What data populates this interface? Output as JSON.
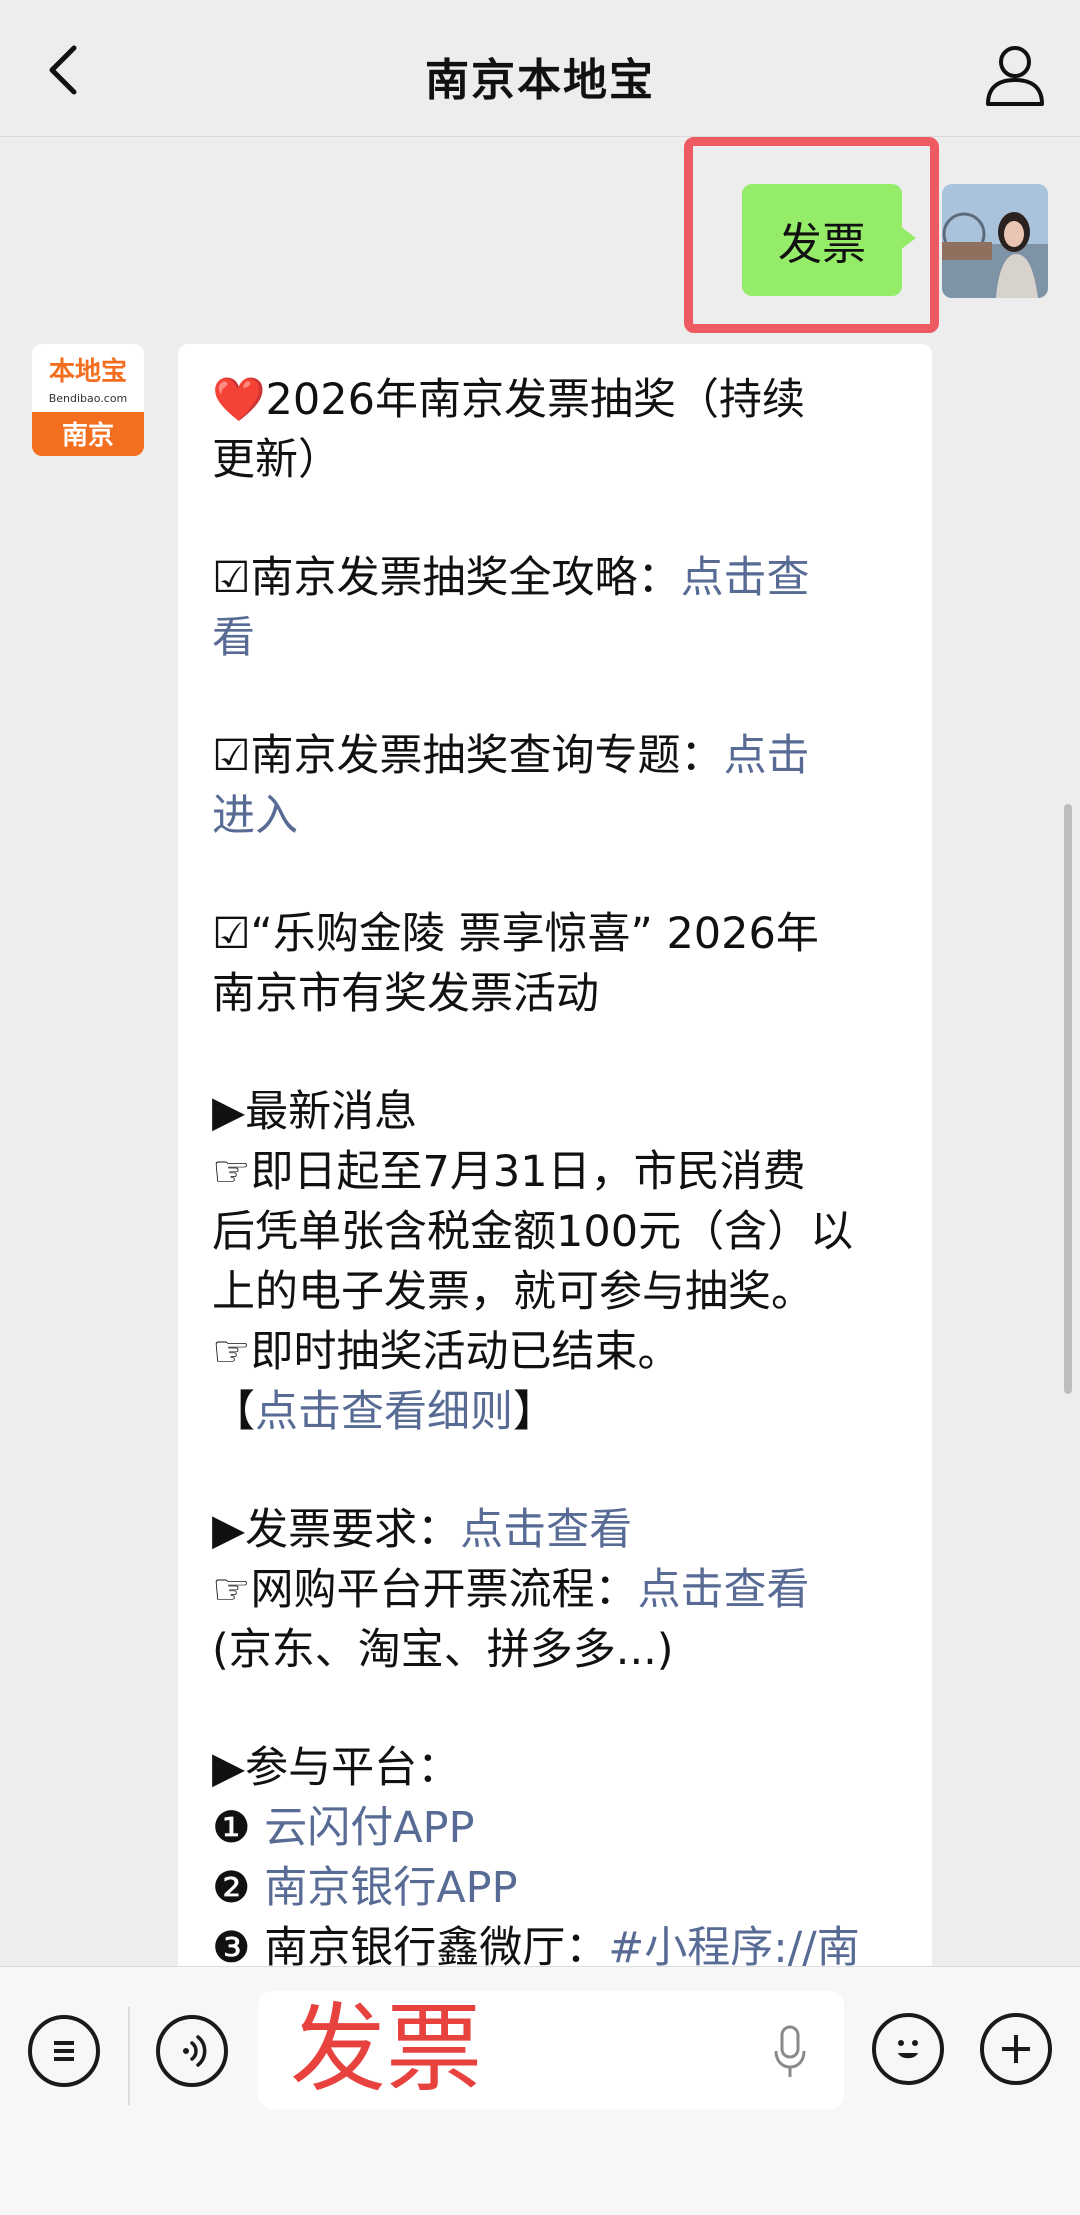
{
  "header": {
    "title": "南京本地宝"
  },
  "chat": {
    "user_message": "发票",
    "brand_avatar": {
      "logo_text": "本地宝",
      "domain_text": "Bendibao.com",
      "city_text": "南京"
    },
    "reply_lines": {
      "l1a": "❤️",
      "l1b": "2026年南京发票抽奖（持续",
      "l2": "更新）",
      "l3a": "☑南京发票抽奖全攻略：",
      "l3b": "点击查",
      "l4": "看",
      "l5a": "☑南京发票抽奖查询专题：",
      "l5b": "点击",
      "l6": "进入",
      "l7": "☑“乐购金陵 票享惊喜” 2026年",
      "l8": "南京市有奖发票活动",
      "l9": "▶最新消息",
      "l10": "☞即日起至7月31日，市民消费",
      "l11": "后凭单张含税金额100元（含）以",
      "l12": "上的电子发票，就可参与抽奖。",
      "l13": "☞即时抽奖活动已结束。",
      "l14a": "【",
      "l14b": "点击查看细则",
      "l14c": "】",
      "l15a": "▶发票要求：",
      "l15b": "点击查看",
      "l16a": "☞网购平台开票流程：",
      "l16b": "点击查看",
      "l17": "(京东、淘宝、拼多多...)",
      "l18": "▶参与平台：",
      "l19a": "❶ ",
      "l19b": "云闪付APP",
      "l20a": "❷ ",
      "l20b": "南京银行APP",
      "l21a": "❸ 南京银行鑫微厅：",
      "l21b": "#小程序://南"
    }
  },
  "input_bar": {
    "text": "发票"
  },
  "colors": {
    "link": "#576b95",
    "bubble_green": "#95ec69",
    "highlight": "#ee5a62",
    "input_text": "#e8423f"
  }
}
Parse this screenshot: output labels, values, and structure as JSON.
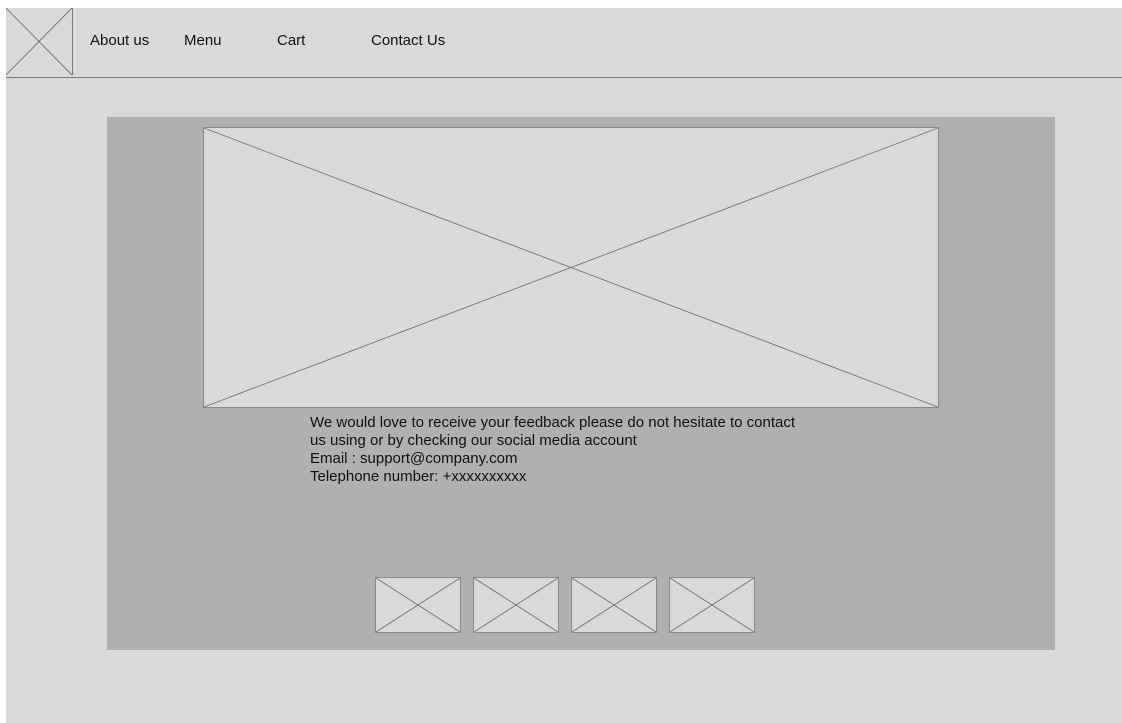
{
  "header": {
    "logo_icon": "placeholder-logo-icon",
    "nav": [
      {
        "label": "About us"
      },
      {
        "label": "Menu"
      },
      {
        "label": "Cart"
      },
      {
        "label": "Contact Us"
      }
    ]
  },
  "main": {
    "hero_icon": "image-placeholder-icon",
    "contact": {
      "line1": "We would love to receive your feedback please do not hesitate to contact",
      "line2": "us using or by checking our social media account",
      "email": "Email : support@company.com",
      "phone": "Telephone number:  +xxxxxxxxxx"
    },
    "social_icons": [
      {
        "icon": "social-media-placeholder-icon"
      },
      {
        "icon": "social-media-placeholder-icon"
      },
      {
        "icon": "social-media-placeholder-icon"
      },
      {
        "icon": "social-media-placeholder-icon"
      }
    ]
  },
  "colors": {
    "page_background": "#d9d9d9",
    "content_panel": "#b0b0b0",
    "placeholder_fill": "#d9d9d9",
    "placeholder_stroke": "#6a6a6a",
    "text": "#111111"
  }
}
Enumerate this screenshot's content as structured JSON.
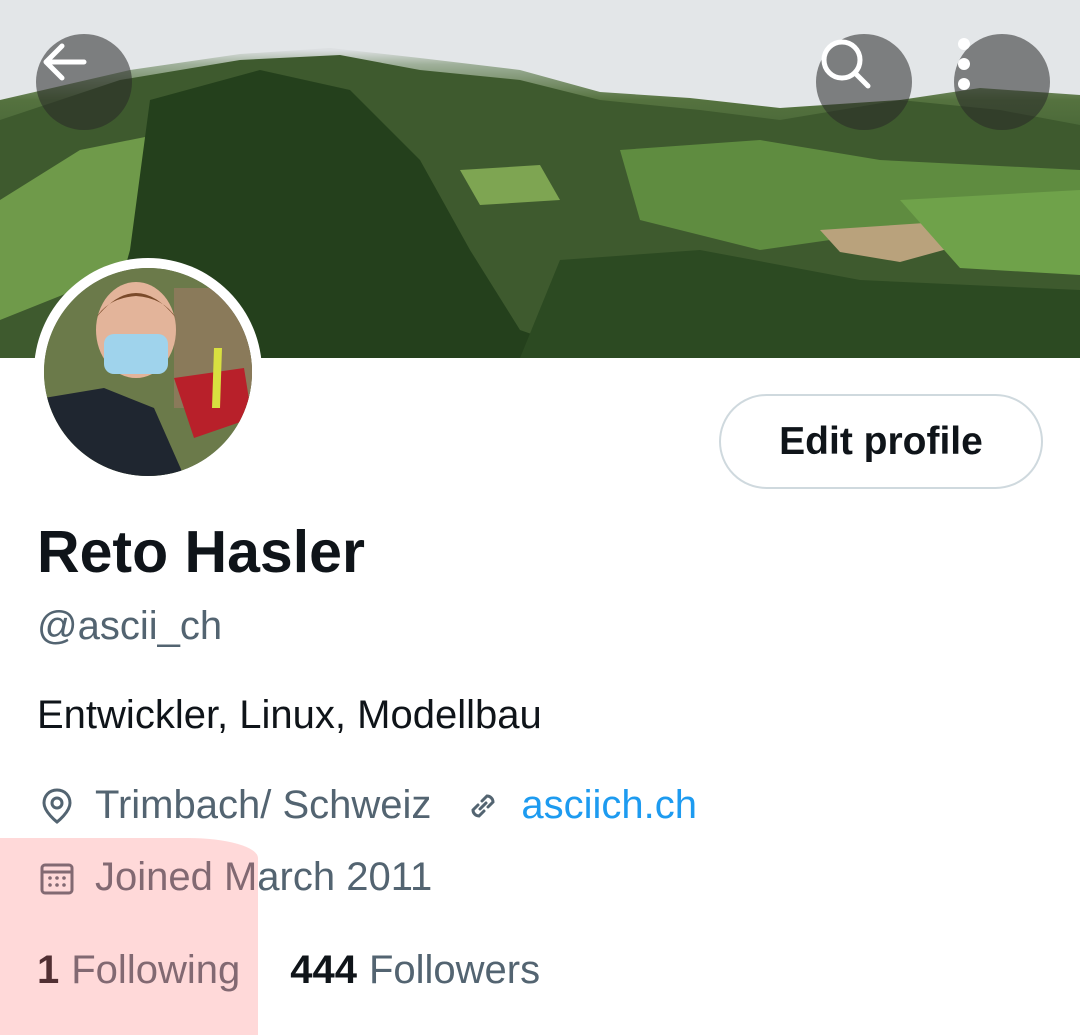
{
  "header": {
    "back_icon": "arrow-left-icon",
    "search_icon": "search-icon",
    "more_icon": "more-vertical-icon"
  },
  "profile": {
    "name": "Reto Hasler",
    "handle": "@ascii_ch",
    "bio": "Entwickler, Linux, Modellbau",
    "location": "Trimbach/ Schweiz",
    "website": "asciich.ch",
    "joined": "Joined March 2011",
    "edit_label": "Edit profile",
    "following_count": "1",
    "following_label": "Following",
    "followers_count": "444",
    "followers_label": "Followers"
  },
  "icons": {
    "location": "location-pin-icon",
    "link": "link-icon",
    "calendar": "calendar-icon"
  },
  "colors": {
    "accent": "#1d9bf0",
    "secondary_text": "#536471",
    "primary_text": "#0f1419",
    "border": "#cfd9de"
  }
}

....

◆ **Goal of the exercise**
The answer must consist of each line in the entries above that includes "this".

◆ **Answer to the problem**
What data populates this interface? Output as JSON.
Parse this screenshot: output labels, values, and structure as JSON.
Enumerate this screenshot's content as structured JSON.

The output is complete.